Home How-To Tip Of The Week Breaking Bad Lighting Habits—11/22/10
  • I'd also like to receive the DP eNewsletter
Monday, November 22, 2010

Breaking Bad Lighting Habits—11/22/10

Challenge yourself to create better pictures with these five questions

This Article Features Photo Zoom

There’s a lot to consider every time you try to create a great picture—shutter speed, aperture, focal length... It’s easy to forget that the most important thing is the light. Instead of worrying about all those technical factors, first and foremost ask yourself this: Have I done all I can to make the most of the light? Whether it’s ambient or augmented lighting, before you take your next picture, push yourself to break out of the easy choices and bad habits to make the tough lighting decisions that lead to better pictures.

1. Is natural light enough, or should I add illumination? Many times, we approach lighting a scene out of habit. If we’re in the habit of adding flash, we add flash. If we’re in the habit of working with the natural light, we live with the natural light whether or not it’s the best solution for the scene at hand. So the next time you’re ready to shoot, ask yourself: Is the natural light enough?

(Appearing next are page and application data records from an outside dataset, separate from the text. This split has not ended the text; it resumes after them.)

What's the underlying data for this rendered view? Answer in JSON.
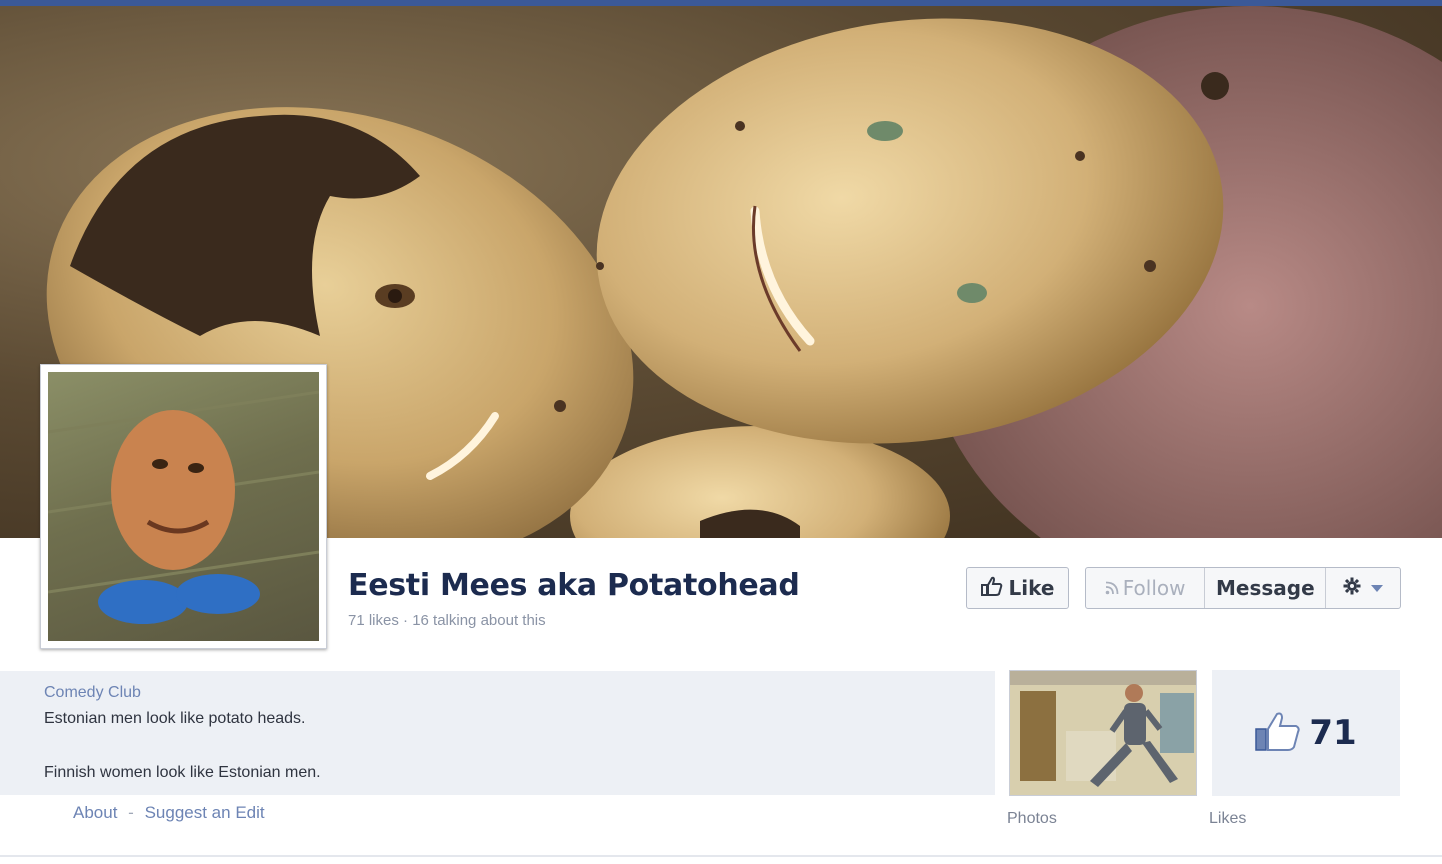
{
  "cover": {
    "image": "cover-photo-potatoes-with-faces"
  },
  "profile": {
    "image": "profile-photo-potatohead-toy"
  },
  "page": {
    "name": "Eesti Mees aka Potatohead",
    "stats": "71 likes · 16 talking about this"
  },
  "actions": {
    "like_label": "Like",
    "follow_label": "Follow",
    "message_label": "Message",
    "like_icon": "thumbs-up-icon",
    "follow_icon": "rss-icon",
    "gear_icon": "gear-icon",
    "dropdown_icon": "caret-down-icon"
  },
  "about": {
    "category": "Comedy Club",
    "line1": "Estonian men look like potato heads.",
    "line2": "Finnish women look like Estonian men.",
    "about_link": "About",
    "separator": "-",
    "suggest_link": "Suggest an Edit"
  },
  "tiles": {
    "photos_label": "Photos",
    "likes_label": "Likes",
    "likes_count": "71"
  },
  "colors": {
    "brand": "#3b5998",
    "link": "#6d84b4",
    "name": "#1c2b4f",
    "panel": "#edf0f5"
  }
}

If it isn’t, add a flash. And if it's great as is, remove any excess lights to make the most of great ambience.

2. Is my flash off the camera or just stuck comfortably on the hot-shoe? It’s awfully easy to plunk an external flash on your camera and call it a day. But on-camera flash is rarely the ideal way to use an external flash. At the very least, connect the camera to a cable and hold it out at arm’s length. With a little more planning, you can place your light on a stand farther from the camera. Any amount of off-axis lighting will be more flattering for most scenes, adding texture, dimension and the illusion of depth.

3. Have I color balanced correctly for my light source, or am I just settling for auto? It’s awfully easy to go with automatic white balance and get close most of the time, but for great photographs, you’ll have to control white balance manually. Particularly in tricky mixed-lighting situations, setting manual white balance presets, or better yet creating a custom white balance for the specific light you’re working with, is the best way to ensure you get accurate color from interesting light.

4. Could I do this with fewer lights, or have I overdone it? If you’re lighting a scene and you’ve pulled out every light and modifier you can think of, ask yourself: Can I really justify all of those lights? Many photographers believe that to create interesting photographs, they need to use a lot of lights. But great photographers have proven time and again how less is so often more. After all, there’s only one sun and it makes marvelous light!

5. Does my light create the right mood or does it just deliver a usable exposure? No matter what story you’re trying to tell with your photo, make sure you’re not settling for a lighting style that you’re comfortable with in lieu of the style that serves the subject best. Creating the right mood requires the appropriate lighting style—be it soft light, specular light, warm tones or cool, all of these things directly impact the mood of a scene. For drama, try hard lights from extreme angles. For a soft, relaxing mood, the kind you might try with a baby photo or feminine portrait, try omnidirectional soft light to set the mood. Ultimately the right light should flatter the subject—unless the appropriate mood requires that the light look awful, in which case make sure it looks awful in exactly the right way.


Add Comment


  • International residents, click here.
Check out our other sites:
Digital Photo Pro Outdoor Photographer HDVideoPro Golf Tips Plane & Pilot